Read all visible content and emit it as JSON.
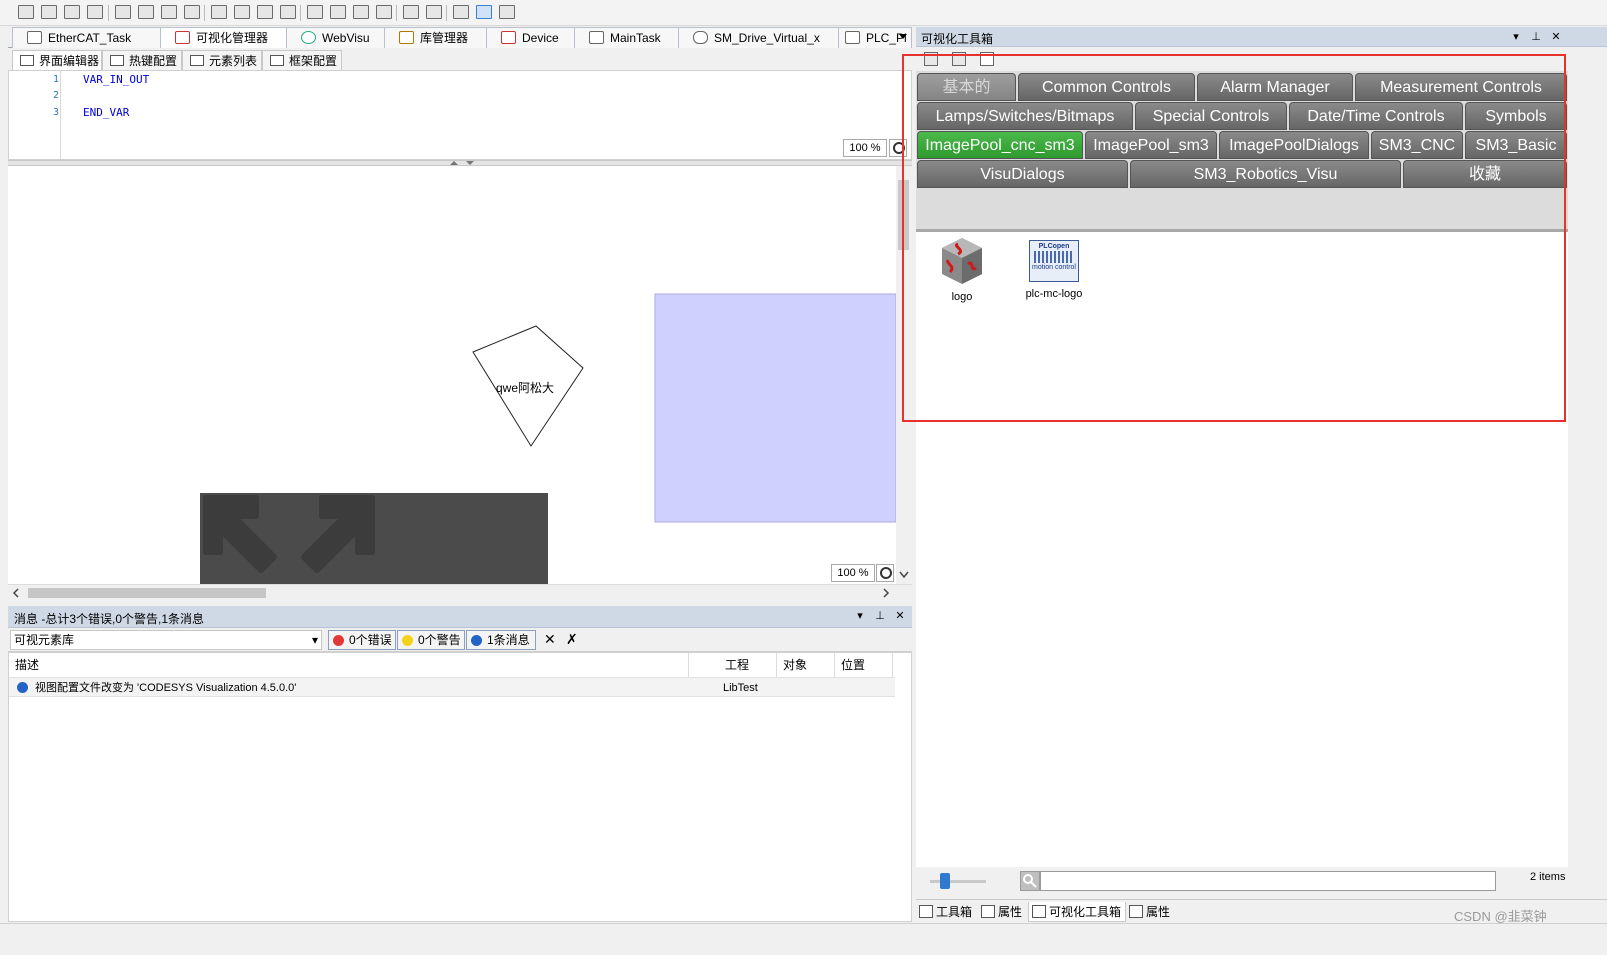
{
  "editor": {
    "tabs": [
      {
        "label": "EtherCAT_Task"
      },
      {
        "label": "可视化管理器"
      },
      {
        "label": "WebVisu"
      },
      {
        "label": "库管理器"
      },
      {
        "label": "Device"
      },
      {
        "label": "MainTask"
      },
      {
        "label": "SM_Drive_Virtual_x"
      },
      {
        "label": "PLC_Pl"
      }
    ],
    "sub_tabs": [
      {
        "label": "界面编辑器"
      },
      {
        "label": "热键配置"
      },
      {
        "label": "元素列表"
      },
      {
        "label": "框架配置"
      }
    ],
    "code_lines": [
      {
        "num": "1",
        "text": "VAR_IN_OUT"
      },
      {
        "num": "2",
        "text": ""
      },
      {
        "num": "3",
        "text": "END_VAR"
      }
    ],
    "code_zoom": "100 %",
    "canvas_zoom": "100 %",
    "canvas_element_text": "qwe阿松大",
    "colors": {
      "rect_fill": "#d0d0ff",
      "dark_panel": "#4b4b4b"
    }
  },
  "messages": {
    "title": "消息 -总计3个错误,0个警告,1条消息",
    "category": "可视元素库",
    "filters": {
      "errors": "0个错误",
      "warnings": "0个警告",
      "infos": "1条消息"
    },
    "columns": [
      "描述",
      "工程",
      "对象",
      "位置"
    ],
    "rows": [
      {
        "desc": "视图配置文件改变为 'CODESYS Visualization 4.5.0.0'",
        "project": "LibTest",
        "object": "",
        "position": ""
      }
    ]
  },
  "toolbox": {
    "title": "可视化工具箱",
    "categories_row1": [
      {
        "label": "基本的"
      },
      {
        "label": "Common Controls"
      },
      {
        "label": "Alarm Manager"
      },
      {
        "label": "Measurement Controls"
      }
    ],
    "categories_row2": [
      {
        "label": "Lamps/Switches/Bitmaps"
      },
      {
        "label": "Special Controls"
      },
      {
        "label": "Date/Time Controls"
      },
      {
        "label": "Symbols"
      }
    ],
    "categories_row3": [
      {
        "label": "ImagePool_cnc_sm3"
      },
      {
        "label": "ImagePool_sm3"
      },
      {
        "label": "ImagePoolDialogs"
      },
      {
        "label": "SM3_CNC"
      },
      {
        "label": "SM3_Basic"
      }
    ],
    "categories_row4": [
      {
        "label": "VisuDialogs"
      },
      {
        "label": "SM3_Robotics_Visu"
      },
      {
        "label": "收藏"
      }
    ],
    "items": [
      {
        "label": "logo",
        "icon": "codesys-cube-icon"
      },
      {
        "label": "plc-mc-logo",
        "icon": "plcopen-motion-control-icon",
        "icon_text_top": "PLCopen",
        "icon_text_bottom": "motion control"
      }
    ],
    "item_count": "2 items",
    "search_placeholder": "",
    "bottom_tabs": [
      {
        "label": "工具箱"
      },
      {
        "label": "属性"
      },
      {
        "label": "可视化工具箱"
      },
      {
        "label": "属性"
      }
    ]
  },
  "watermark": "CSDN @韭菜钟"
}
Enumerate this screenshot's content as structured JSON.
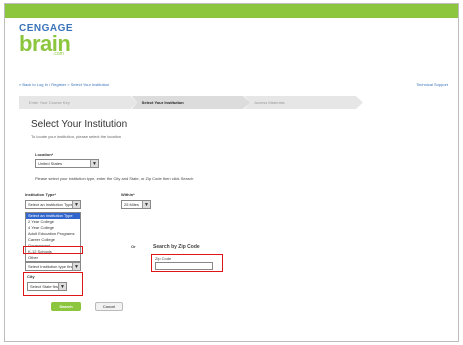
{
  "header": {
    "logo_top": "CENGAGE",
    "logo_main": "brain",
    "logo_com": ".com"
  },
  "breadcrumb": "« Back to Log In / Register > Select Your Institution",
  "support_link": "Technical Support",
  "steps": [
    {
      "label": "Enter Your Course Key",
      "active": false
    },
    {
      "label": "Select Your Institution",
      "active": true
    },
    {
      "label": "Access Materials",
      "active": false
    }
  ],
  "page_title": "Select Your Institution",
  "subtitle": "To locate your institution, please select the location",
  "location": {
    "label": "Location*",
    "value": "United States"
  },
  "instruction": "Please select your institution type, enter the City and State, or Zip Code then click Search",
  "institution_type": {
    "label": "Institution Type*",
    "value": "Select an Institution Type",
    "options": [
      "Select an Institution Type",
      "2 Year College",
      "4 Year College",
      "Adult Education Programs",
      "Career College",
      "Government",
      "K-12 Schools",
      "Other"
    ],
    "selected_index": 0
  },
  "within": {
    "label": "Within*",
    "value": "25 Miles"
  },
  "state": {
    "value": "Select Institution type first"
  },
  "or_text": "Or",
  "zip_section": {
    "heading": "Search by Zip Code",
    "label": "Zip Code",
    "placeholder": ""
  },
  "city": {
    "label": "City",
    "value": "Select State first"
  },
  "buttons": {
    "search": "Search",
    "cancel": "Cancel"
  },
  "colors": {
    "brand_green": "#8cc63f",
    "brand_blue": "#3b74b9",
    "highlight_red": "#e01515",
    "selection_blue": "#3366cc"
  }
}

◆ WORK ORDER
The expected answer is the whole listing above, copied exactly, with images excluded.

◆ EXPECTED OUTPUT
Read all visible content and emit it as JSON.
{
  "editor": {
    "tabs": [
      {
        "label": "EtherCAT_Task"
      },
      {
        "label": "可视化管理器"
      },
      {
        "label": "WebVisu"
      },
      {
        "label": "库管理器"
      },
      {
        "label": "Device"
      },
      {
        "label": "MainTask"
      },
      {
        "label": "SM_Drive_Virtual_x"
      },
      {
        "label": "PLC_Pl"
      }
    ],
    "sub_tabs": [
      {
        "label": "界面编辑器"
      },
      {
        "label": "热键配置"
      },
      {
        "label": "元素列表"
      },
      {
        "label": "框架配置"
      }
    ],
    "code_lines": [
      {
        "num": "1",
        "text": "VAR_IN_OUT"
      },
      {
        "num": "2",
        "text": ""
      },
      {
        "num": "3",
        "text": "END_VAR"
      }
    ],
    "code_zoom": "100 %",
    "canvas_zoom": "100 %",
    "canvas_element_text": "qwe阿松大",
    "colors": {
      "rect_fill": "#d0d0ff",
      "dark_panel": "#4b4b4b"
    }
  },
  "messages": {
    "title": "消息 -总计3个错误,0个警告,1条消息",
    "category": "可视元素库",
    "filters": {
      "errors": "0个错误",
      "warnings": "0个警告",
      "infos": "1条消息"
    },
    "columns": [
      "描述",
      "工程",
      "对象",
      "位置"
    ],
    "rows": [
      {
        "desc": "视图配置文件改变为 'CODESYS Visualization 4.5.0.0'",
        "project": "LibTest",
        "object": "",
        "position": ""
      }
    ]
  },
  "toolbox": {
    "title": "可视化工具箱",
    "categories_row1": [
      {
        "label": "基本的"
      },
      {
        "label": "Common Controls"
      },
      {
        "label": "Alarm Manager"
      },
      {
        "label": "Measurement Controls"
      }
    ],
    "categories_row2": [
      {
        "label": "Lamps/Switches/Bitmaps"
      },
      {
        "label": "Special Controls"
      },
      {
        "label": "Date/Time Controls"
      },
      {
        "label": "Symbols"
      }
    ],
    "categories_row3": [
      {
        "label": "ImagePool_cnc_sm3"
      },
      {
        "label": "ImagePool_sm3"
      },
      {
        "label": "ImagePoolDialogs"
      },
      {
        "label": "SM3_CNC"
      },
      {
        "label": "SM3_Basic"
      }
    ],
    "categories_row4": [
      {
        "label": "VisuDialogs"
      },
      {
        "label": "SM3_Robotics_Visu"
      },
      {
        "label": "收藏"
      }
    ],
    "items": [
      {
        "label": "logo",
        "icon": "codesys-cube-icon"
      },
      {
        "label": "plc-mc-logo",
        "icon": "plcopen-motion-control-icon",
        "icon_text_top": "PLCopen",
        "icon_text_bottom": "motion control"
      }
    ],
    "item_count": "2 items",
    "search_placeholder": "",
    "bottom_tabs": [
      {
        "label": "工具箱"
      },
      {
        "label": "属性"
      },
      {
        "label": "可视化工具箱"
      },
      {
        "label": "属性"
      }
    ]
  },
  "watermark": "CSDN @韭菜钟"
}
Enumerate this screenshot's content as structured JSON.
{
  "header": {
    "logo_top": "CENGAGE",
    "logo_main": "brain",
    "logo_com": ".com"
  },
  "breadcrumb": "« Back to Log In / Register > Select Your Institution",
  "support_link": "Technical Support",
  "steps": [
    {
      "label": "Enter Your Course Key",
      "active": false
    },
    {
      "label": "Select Your Institution",
      "active": true
    },
    {
      "label": "Access Materials",
      "active": false
    }
  ],
  "page_title": "Select Your Institution",
  "subtitle": "To locate your institution, please select the location",
  "location": {
    "label": "Location*",
    "value": "United States"
  },
  "instruction": "Please select your institution type, enter the City and State, or Zip Code then click Search",
  "institution_type": {
    "label": "Institution Type*",
    "value": "Select an Institution Type",
    "options": [
      "Select an Institution Type",
      "2 Year College",
      "4 Year College",
      "Adult Education Programs",
      "Career College",
      "Government",
      "K-12 Schools",
      "Other"
    ],
    "selected_index": 0
  },
  "within": {
    "label": "Within*",
    "value": "25 Miles"
  },
  "state": {
    "value": "Select Institution type first"
  },
  "or_text": "Or",
  "zip_section": {
    "heading": "Search by Zip Code",
    "label": "Zip Code",
    "placeholder": ""
  },
  "city": {
    "label": "City",
    "value": "Select State first"
  },
  "buttons": {
    "search": "Search",
    "cancel": "Cancel"
  },
  "colors": {
    "brand_green": "#8cc63f",
    "brand_blue": "#3b74b9",
    "highlight_red": "#e01515",
    "selection_blue": "#3366cc"
  }
}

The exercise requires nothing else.